■ **Task objective**
Each line of the data below that includes the string "skill" must be copied.
Segment Start: Data for this task
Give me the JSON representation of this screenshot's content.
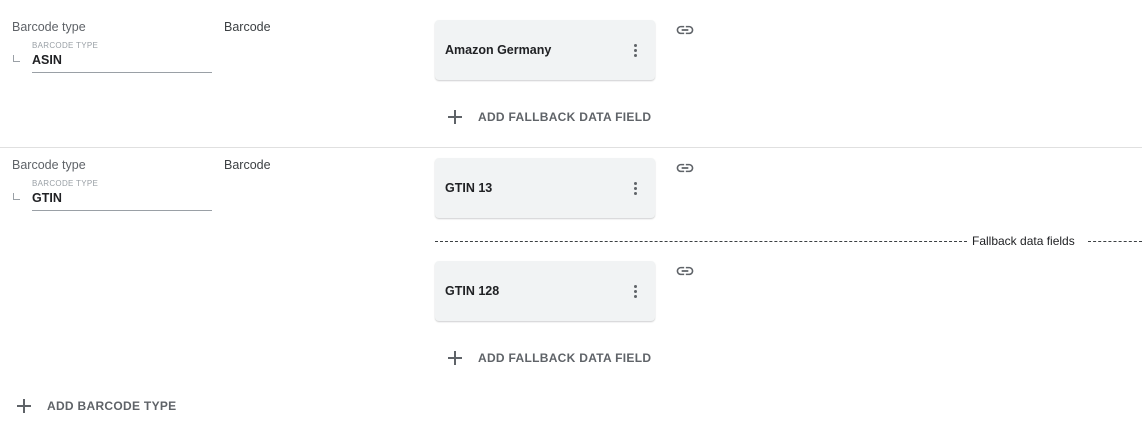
{
  "rows": [
    {
      "field_label": "Barcode type",
      "mini_label": "BARCODE TYPE",
      "value": "ASIN",
      "column_label": "Barcode",
      "cards": [
        {
          "title": "Amazon Germany"
        }
      ],
      "add_fallback_label": "ADD FALLBACK DATA FIELD"
    },
    {
      "field_label": "Barcode type",
      "mini_label": "BARCODE TYPE",
      "value": "GTIN",
      "column_label": "Barcode",
      "cards": [
        {
          "title": "GTIN 13"
        },
        {
          "title": "GTIN 128"
        }
      ],
      "fallback_separator_label": "Fallback data fields",
      "add_fallback_label": "ADD FALLBACK DATA FIELD"
    }
  ],
  "add_barcode_type_label": "ADD BARCODE TYPE",
  "icons": {
    "link": "link-icon",
    "more": "more-vert-icon",
    "add": "plus-icon"
  },
  "colors": {
    "card_background": "#f1f3f4",
    "secondary_text": "#5f6368"
  }
}
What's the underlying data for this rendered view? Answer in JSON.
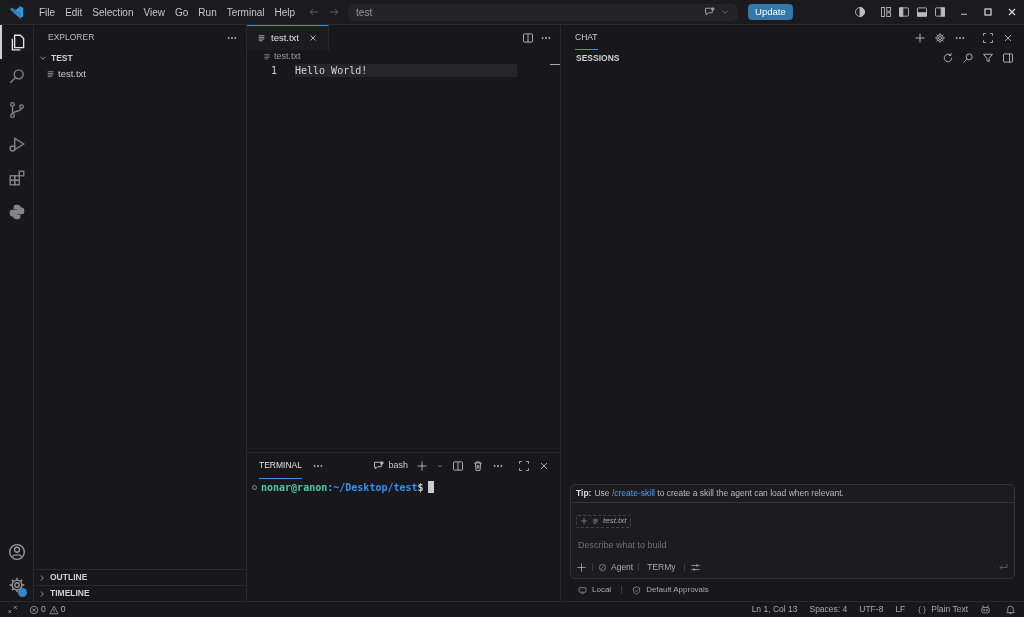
{
  "menu": [
    "File",
    "Edit",
    "Selection",
    "View",
    "Go",
    "Run",
    "Terminal",
    "Help"
  ],
  "command_center": {
    "value": "test"
  },
  "update_button": "Update",
  "activity_bar": [
    {
      "kind": "files",
      "selected": true
    },
    {
      "kind": "search",
      "selected": false
    },
    {
      "kind": "source-control",
      "selected": false
    },
    {
      "kind": "run",
      "selected": false
    },
    {
      "kind": "extensions",
      "selected": false
    },
    {
      "kind": "python",
      "selected": false
    }
  ],
  "sidebar": {
    "title": "EXPLORER",
    "tree": [
      {
        "label": "TEST",
        "expanded": true,
        "children": [
          {
            "label": "test.txt"
          }
        ]
      }
    ],
    "sections": [
      {
        "label": "OUTLINE",
        "expanded": false
      },
      {
        "label": "TIMELINE",
        "expanded": false
      }
    ]
  },
  "editor": {
    "tabs": [
      {
        "label": "test.txt",
        "selected": true
      }
    ],
    "breadcrumb": "test.txt",
    "lines": [
      {
        "number": "1",
        "text": "Hello World!"
      }
    ]
  },
  "panel": {
    "tabs": [
      {
        "label": "TERMINAL",
        "selected": true
      }
    ],
    "shell": "bash",
    "prompt": {
      "user": "nonar@ranon",
      "path": ":~/Desktop/test",
      "symbol": "$"
    }
  },
  "chat": {
    "tab": "CHAT",
    "sessions_title": "SESSIONS",
    "tip": {
      "label": "Tip:",
      "before": "Use",
      "link": "/create-skill",
      "after": "to create a skill the agent can load when relevant."
    },
    "attachment": "test.txt",
    "placeholder": "Describe what to build",
    "mode": "Agent",
    "model": "TERMy",
    "footer": [
      "Local",
      "Default Approvals"
    ]
  },
  "status_bar": {
    "errors": "0",
    "warnings": "0",
    "items": [
      "Ln 1, Col 13",
      "Spaces: 4",
      "UTF-8",
      "LF",
      "Plain Text"
    ]
  }
}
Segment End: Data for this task
■ **Result of this exercise**
      "link": "/create-skill",
      "after": "to create a skill the agent can load when relevant."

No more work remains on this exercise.